[[ ENTRIES SHOWN open ]]

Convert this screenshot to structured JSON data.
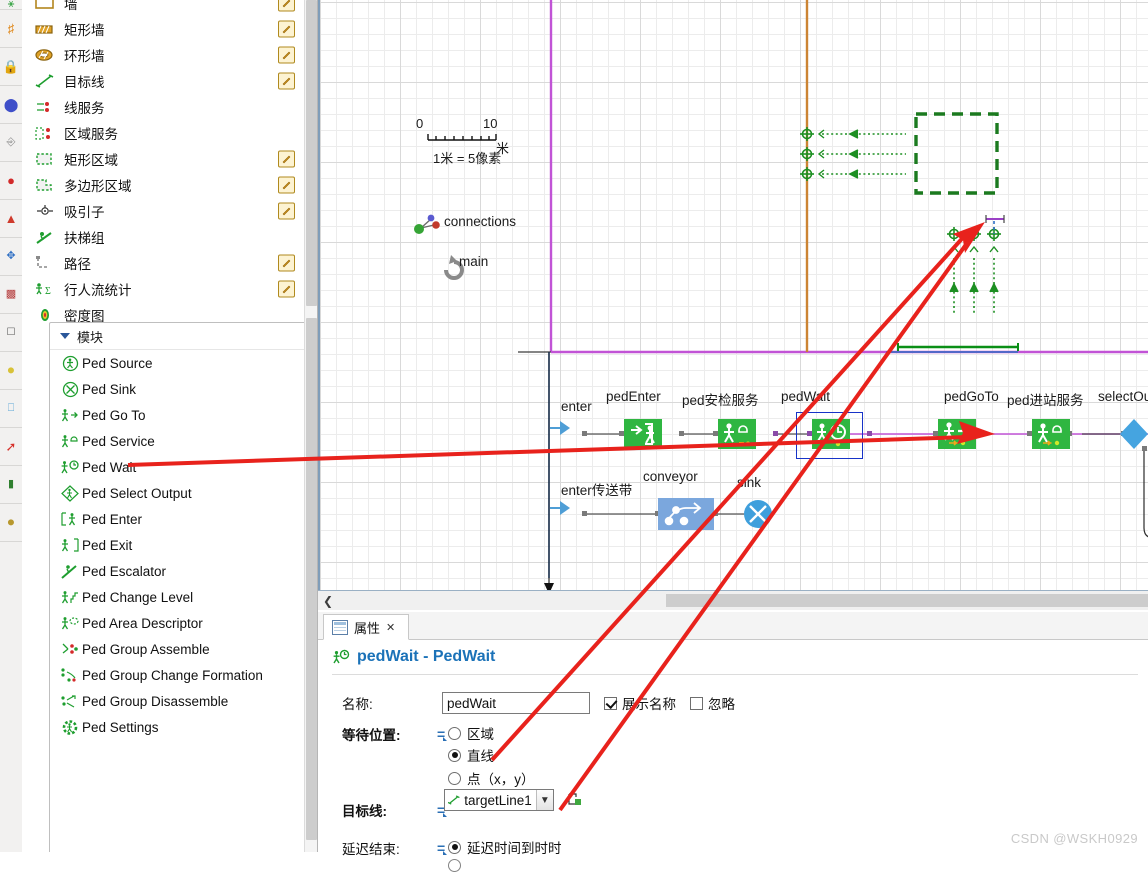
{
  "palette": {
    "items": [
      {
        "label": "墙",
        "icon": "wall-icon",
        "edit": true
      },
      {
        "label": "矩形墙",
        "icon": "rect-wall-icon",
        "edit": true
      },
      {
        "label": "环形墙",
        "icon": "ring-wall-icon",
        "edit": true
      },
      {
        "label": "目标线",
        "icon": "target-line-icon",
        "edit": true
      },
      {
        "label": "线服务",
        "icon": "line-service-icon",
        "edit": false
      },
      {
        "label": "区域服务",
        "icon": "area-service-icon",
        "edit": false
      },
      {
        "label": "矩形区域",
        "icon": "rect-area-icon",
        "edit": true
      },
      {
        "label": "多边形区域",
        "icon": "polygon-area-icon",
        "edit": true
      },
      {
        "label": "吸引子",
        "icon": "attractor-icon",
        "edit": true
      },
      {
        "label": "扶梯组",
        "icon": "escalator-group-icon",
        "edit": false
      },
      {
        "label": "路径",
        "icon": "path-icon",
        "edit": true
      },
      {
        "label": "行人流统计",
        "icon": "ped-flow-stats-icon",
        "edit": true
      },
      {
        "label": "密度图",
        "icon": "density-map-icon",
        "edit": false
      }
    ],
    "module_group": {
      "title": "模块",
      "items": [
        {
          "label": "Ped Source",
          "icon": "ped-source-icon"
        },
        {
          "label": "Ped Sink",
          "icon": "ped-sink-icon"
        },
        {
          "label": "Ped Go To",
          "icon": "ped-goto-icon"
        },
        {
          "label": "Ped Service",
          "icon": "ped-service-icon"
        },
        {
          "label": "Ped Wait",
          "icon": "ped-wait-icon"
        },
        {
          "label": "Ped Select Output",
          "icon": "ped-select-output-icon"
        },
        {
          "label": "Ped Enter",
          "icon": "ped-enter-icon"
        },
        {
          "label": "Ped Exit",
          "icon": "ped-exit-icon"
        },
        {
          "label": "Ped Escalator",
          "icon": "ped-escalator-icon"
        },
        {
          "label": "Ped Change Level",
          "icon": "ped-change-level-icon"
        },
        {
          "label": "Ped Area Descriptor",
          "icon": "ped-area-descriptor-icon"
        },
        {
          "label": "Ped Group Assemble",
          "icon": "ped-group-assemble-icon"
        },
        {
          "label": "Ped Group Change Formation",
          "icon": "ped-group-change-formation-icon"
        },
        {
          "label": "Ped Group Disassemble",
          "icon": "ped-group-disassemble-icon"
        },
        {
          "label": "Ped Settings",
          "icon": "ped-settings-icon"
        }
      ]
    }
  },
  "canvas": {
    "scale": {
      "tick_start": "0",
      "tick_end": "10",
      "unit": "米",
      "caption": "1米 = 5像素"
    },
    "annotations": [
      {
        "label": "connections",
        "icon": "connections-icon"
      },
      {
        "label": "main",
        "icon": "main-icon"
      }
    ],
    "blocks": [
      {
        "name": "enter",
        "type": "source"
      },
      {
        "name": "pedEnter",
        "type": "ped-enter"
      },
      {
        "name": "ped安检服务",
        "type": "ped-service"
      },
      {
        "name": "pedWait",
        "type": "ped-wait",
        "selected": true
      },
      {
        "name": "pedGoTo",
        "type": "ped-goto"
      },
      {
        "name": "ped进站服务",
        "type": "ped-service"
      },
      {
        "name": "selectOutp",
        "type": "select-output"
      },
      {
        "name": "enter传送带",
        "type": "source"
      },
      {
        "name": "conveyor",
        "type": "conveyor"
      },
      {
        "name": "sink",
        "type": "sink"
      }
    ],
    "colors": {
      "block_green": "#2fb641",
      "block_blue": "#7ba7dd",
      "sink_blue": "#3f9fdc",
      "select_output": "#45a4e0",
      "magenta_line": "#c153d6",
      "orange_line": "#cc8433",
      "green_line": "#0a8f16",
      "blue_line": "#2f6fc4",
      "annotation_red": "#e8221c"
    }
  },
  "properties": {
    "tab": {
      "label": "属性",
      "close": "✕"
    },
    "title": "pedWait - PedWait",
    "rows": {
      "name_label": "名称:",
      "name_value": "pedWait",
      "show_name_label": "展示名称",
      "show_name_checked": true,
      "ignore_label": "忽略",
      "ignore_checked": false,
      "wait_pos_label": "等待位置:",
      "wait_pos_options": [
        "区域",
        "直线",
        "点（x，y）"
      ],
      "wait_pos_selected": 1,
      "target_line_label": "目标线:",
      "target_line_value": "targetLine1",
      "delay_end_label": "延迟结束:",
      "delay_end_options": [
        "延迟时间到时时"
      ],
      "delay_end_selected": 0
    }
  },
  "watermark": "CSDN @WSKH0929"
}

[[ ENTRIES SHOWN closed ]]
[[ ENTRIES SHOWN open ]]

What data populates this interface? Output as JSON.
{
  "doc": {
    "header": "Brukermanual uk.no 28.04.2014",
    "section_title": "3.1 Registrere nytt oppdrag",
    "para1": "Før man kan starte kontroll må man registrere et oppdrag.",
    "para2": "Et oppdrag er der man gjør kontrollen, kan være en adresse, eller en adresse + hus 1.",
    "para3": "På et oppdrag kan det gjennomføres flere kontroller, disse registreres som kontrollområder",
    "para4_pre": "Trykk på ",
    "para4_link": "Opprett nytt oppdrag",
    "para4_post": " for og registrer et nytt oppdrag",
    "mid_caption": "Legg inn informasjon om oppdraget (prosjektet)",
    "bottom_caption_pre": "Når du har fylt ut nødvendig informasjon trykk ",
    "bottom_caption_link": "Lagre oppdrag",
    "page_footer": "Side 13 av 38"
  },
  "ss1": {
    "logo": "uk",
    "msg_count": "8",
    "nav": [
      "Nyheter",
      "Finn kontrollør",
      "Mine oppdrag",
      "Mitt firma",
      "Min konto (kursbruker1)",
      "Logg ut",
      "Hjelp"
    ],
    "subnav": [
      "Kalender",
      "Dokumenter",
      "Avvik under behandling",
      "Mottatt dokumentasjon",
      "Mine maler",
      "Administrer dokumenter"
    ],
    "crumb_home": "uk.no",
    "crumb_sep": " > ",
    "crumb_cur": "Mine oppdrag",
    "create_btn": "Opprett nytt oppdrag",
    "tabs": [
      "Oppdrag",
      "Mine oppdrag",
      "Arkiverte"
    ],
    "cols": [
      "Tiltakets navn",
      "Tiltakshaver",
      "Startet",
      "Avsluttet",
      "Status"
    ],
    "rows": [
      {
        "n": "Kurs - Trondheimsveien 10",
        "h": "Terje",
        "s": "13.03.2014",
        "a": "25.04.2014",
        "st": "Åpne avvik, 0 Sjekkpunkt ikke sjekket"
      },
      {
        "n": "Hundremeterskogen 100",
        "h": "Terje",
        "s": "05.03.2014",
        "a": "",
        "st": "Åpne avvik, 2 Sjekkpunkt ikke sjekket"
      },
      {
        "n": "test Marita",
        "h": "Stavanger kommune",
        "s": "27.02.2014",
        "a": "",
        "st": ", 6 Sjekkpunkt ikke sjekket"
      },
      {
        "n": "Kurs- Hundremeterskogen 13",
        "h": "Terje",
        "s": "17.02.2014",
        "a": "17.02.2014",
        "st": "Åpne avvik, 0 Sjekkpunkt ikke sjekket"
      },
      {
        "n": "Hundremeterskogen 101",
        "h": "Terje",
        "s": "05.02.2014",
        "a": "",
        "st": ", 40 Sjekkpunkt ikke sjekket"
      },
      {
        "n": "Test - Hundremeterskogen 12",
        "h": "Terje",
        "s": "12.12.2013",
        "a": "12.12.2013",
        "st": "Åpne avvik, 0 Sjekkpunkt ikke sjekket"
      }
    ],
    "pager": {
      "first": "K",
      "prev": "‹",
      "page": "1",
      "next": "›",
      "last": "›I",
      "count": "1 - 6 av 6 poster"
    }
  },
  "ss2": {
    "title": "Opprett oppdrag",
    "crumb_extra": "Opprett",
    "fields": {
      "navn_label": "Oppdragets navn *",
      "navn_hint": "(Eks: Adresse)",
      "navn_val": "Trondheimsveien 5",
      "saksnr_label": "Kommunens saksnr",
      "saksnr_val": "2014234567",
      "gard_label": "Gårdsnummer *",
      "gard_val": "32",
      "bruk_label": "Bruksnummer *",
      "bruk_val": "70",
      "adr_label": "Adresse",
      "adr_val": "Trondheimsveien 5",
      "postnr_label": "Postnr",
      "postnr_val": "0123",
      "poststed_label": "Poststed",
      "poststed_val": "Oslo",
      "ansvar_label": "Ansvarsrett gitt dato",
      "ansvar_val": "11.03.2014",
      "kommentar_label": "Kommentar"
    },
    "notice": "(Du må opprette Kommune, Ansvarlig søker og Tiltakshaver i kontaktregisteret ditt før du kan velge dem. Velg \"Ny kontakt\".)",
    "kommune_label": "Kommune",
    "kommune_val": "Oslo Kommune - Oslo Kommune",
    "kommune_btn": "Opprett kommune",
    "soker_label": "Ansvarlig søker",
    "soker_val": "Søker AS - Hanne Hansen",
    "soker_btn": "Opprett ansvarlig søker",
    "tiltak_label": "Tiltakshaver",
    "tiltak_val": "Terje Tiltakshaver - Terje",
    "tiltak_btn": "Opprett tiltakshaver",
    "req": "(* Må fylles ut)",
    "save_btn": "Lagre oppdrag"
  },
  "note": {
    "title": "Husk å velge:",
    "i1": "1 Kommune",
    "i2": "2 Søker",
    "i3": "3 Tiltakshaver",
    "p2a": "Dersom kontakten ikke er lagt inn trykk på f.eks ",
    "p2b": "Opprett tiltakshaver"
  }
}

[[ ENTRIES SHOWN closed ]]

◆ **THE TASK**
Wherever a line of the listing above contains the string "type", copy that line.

◆ **PROBLEM SOLUTION**
        "type": "source"
        "type": "ped-enter"
        "type": "ped-service"
        "type": "ped-wait",
        "type": "ped-goto"
        "type": "ped-service"
        "type": "select-output"
        "type": "source"
        "type": "conveyor"
        "type": "sink"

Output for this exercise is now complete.